SALT - Thursday, 22 Tammuz 5779 - July 25, 2019

  • Rav David Silverberg
This week's SALT shiurim are dedicated in memory of my grandfather
Rav Yehuda Leib Silverberg z"l, whose yahrzeit is
Thursday 22 Tamuz, July 25
            Parashat Matot begins by telling that Moshe related to the “rashei ha-matot” – the nation’s leaders – the various commands relevant to the vows which one accepts upon himself.
            Various explanations have been suggested for why these commands were specifically presented to the nation’s leaders.  Rashi comments that in truth, all the Torah’s laws were first presented to the leadership before they were then conveyed to the rest of Benei Yisrael.  This point is mentioned specifically in the context of nedarim (vows), Rashi writes, as an allusion to the special status of scholars with regard to this area of Halakha, as a scholar has the authority to annul a vow on his own – something which otherwise requires a tribunal of three people.  By making mention of the “rashei ha-matot” in this context, the Torah indicates that the scholarly elite play a special role in regard to nedarim, as a lone scholar has the authority of a court when it comes to the annulment of vows.  (Rashi’s comment is sourced in the Gemara, Masekhet Nedarim 78a.)
            Ibn Ezra boldly suggests that this section appears out of chronological sequence, as Moshe relayed these commands to the leaders after the promise made by the tribes of Reuven and Gad to join the other tribes in the war to capture the Land of Israel.  As we read later in Parashat Matot, these tribes requested permission to permanently settle the land east of the Jordan River, rather than settle with the other tribes across the river.  Moshe agreed on condition that the men and of Reuven and Gad would fight alongside the other tribes in the war to capture Eretz Yisrael.  He instructed Elazar (the kohen gadol), Yehoshua (his successor) and “rashei avot ha-matot” (the leaders of the tribes) to ensure that Reuven and Gad uphold their commitment, and join the war effort, as a condition for their right to permanently settle the land east of the Jordan (32:28).  Ibn Ezra thus suggests that once Moshe was instructing the leaders to ensure Reuven and Gad met their commitment, he spoke to them in general about the requirement to fulfill pledges.
            Ramban suggests – in contrast to Rashi – that Moshe presented these laws specifically to the leaders, and not to the rest of the nation.  This section elaborates on the authority given to a father to annul vows taken by his daughter, and to a husband to annul vows taken by his daughter.  The Ramban speculates that Moshe did not want this information presented to the masses (at least not at this point), lest it lead them to treat vows lightly, seeing how easily a daughter or wife’s vows can be dismissed.
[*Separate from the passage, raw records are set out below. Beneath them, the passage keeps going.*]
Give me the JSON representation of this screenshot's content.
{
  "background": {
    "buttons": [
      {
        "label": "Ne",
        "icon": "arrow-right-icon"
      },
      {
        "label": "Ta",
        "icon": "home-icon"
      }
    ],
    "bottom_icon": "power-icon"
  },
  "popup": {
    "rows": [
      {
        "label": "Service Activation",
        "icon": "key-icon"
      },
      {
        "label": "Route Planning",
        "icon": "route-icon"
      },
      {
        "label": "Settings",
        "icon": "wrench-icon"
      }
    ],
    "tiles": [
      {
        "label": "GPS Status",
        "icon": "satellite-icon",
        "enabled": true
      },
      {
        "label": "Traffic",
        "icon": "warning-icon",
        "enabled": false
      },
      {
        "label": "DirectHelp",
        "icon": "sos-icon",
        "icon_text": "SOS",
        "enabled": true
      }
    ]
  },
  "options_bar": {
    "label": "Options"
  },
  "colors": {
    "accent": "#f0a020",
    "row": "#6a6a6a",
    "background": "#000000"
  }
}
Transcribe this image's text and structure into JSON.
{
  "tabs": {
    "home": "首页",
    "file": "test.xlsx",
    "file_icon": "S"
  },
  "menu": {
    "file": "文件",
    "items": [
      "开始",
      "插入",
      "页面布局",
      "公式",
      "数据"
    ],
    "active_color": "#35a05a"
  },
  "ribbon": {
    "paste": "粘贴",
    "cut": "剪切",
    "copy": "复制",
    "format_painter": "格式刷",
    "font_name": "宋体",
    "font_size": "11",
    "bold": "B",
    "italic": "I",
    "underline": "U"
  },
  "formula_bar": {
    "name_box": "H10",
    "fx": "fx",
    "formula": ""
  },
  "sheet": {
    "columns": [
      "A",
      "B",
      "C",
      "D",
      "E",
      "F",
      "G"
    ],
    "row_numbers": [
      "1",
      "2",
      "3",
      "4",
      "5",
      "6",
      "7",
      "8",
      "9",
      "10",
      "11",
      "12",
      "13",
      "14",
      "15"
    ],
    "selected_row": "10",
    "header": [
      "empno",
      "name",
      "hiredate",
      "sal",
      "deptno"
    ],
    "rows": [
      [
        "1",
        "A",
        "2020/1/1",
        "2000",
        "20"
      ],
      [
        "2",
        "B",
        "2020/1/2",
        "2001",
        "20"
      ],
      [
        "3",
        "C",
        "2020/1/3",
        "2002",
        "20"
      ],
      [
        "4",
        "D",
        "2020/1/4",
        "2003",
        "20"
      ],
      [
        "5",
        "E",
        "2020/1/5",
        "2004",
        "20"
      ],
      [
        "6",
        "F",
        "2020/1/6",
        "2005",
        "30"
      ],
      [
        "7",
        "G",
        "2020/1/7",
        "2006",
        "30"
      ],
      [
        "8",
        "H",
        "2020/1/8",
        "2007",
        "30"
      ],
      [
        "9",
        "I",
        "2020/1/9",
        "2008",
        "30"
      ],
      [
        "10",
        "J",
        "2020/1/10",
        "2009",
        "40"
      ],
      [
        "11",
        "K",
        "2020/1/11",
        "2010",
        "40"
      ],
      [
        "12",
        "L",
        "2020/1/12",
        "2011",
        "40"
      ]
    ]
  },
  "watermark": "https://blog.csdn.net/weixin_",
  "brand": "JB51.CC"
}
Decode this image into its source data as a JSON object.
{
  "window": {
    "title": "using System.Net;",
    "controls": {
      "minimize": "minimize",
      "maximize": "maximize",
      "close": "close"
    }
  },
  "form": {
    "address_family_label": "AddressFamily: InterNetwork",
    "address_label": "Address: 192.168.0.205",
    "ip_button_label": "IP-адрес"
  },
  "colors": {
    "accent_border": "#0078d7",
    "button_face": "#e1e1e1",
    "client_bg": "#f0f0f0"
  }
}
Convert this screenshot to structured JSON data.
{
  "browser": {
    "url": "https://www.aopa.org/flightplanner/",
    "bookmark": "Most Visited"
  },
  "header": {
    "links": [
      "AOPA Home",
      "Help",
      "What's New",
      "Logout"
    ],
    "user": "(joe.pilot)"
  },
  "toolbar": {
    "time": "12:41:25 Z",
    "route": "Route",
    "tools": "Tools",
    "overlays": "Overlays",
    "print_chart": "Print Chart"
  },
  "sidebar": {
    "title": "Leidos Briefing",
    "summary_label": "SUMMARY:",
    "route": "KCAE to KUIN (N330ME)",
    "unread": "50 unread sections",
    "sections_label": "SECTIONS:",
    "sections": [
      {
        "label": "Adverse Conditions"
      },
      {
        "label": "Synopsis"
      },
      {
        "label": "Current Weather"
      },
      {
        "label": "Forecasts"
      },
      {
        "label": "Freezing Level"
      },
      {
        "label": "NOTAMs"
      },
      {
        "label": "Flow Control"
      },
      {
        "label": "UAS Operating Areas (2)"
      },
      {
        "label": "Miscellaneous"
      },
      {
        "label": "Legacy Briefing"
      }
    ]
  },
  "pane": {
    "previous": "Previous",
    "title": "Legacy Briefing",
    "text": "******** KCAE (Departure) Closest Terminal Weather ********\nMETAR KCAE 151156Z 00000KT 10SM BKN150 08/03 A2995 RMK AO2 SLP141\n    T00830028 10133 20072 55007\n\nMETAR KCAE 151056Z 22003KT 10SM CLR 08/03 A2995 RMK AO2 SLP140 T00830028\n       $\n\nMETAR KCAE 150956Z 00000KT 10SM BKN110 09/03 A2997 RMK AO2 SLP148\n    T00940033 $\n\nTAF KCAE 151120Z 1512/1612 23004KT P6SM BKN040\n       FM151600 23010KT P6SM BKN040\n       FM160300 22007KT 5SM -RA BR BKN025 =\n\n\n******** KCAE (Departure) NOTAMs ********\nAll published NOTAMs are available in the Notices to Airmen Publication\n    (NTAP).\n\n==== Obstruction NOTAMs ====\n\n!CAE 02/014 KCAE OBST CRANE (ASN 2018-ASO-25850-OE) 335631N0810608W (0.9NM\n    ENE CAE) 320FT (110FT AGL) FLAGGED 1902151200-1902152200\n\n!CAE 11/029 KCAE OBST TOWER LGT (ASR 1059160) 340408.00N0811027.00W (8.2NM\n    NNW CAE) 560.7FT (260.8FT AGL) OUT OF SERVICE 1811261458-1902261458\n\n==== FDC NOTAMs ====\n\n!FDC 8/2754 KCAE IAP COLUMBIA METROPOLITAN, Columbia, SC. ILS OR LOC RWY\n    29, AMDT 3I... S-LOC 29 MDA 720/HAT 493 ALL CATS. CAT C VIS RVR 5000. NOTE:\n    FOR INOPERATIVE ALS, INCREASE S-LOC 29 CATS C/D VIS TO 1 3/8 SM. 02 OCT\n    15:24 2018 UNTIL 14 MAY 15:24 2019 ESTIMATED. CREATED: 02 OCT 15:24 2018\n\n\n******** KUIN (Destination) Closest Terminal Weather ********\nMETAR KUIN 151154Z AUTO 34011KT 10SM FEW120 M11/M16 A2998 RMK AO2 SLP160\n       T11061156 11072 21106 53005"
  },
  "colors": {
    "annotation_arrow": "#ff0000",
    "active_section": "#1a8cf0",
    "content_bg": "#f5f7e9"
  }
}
            Netziv, in Ha’ameik Davar, explains that it was especially common for people to take vows during times of crisis, and then renege on their pledges after the crisis passed.  And so Moshe spoke to the leaders, who were responsible for enforcing the Torah’s laws, to pay special attention to this phenomenon and to do what they can to ensure the people’s compliance with their nedarim
            Ba’al Ha-turim similarly notes that it was the leaders’ responsibility to ensure the people’s fulfillment of their vows, though he adds also a different explanation – that it was customary in times of war for leaders to make pledges to God.  A famous example is the vow taken by the general Yiftach before he went out to war against Amon, promising that if he returned home victorious, he would sacrifice the first creature that greeted him (Shoftim 11:30-31).  Ba’al Ha-turim notes also the example of the generals who returned from the war against Midyan and brought a special offering to the Mishkan, as we read later in Parashat Matot (31:48).  Apparently, Ba’al Ha-turim understood that the leaders of the war effort vowed to bring a donation if the campaign was successful, and their gift to the Mishkan marked the fulfillment of this pledge, serving as another example of how leaders would make pledges before warfare.  For this reason, according to Ba’al Ha-turim, Moshe presented the laws of nedarim specifically to the leaders, as they were the ones who commonly made vows.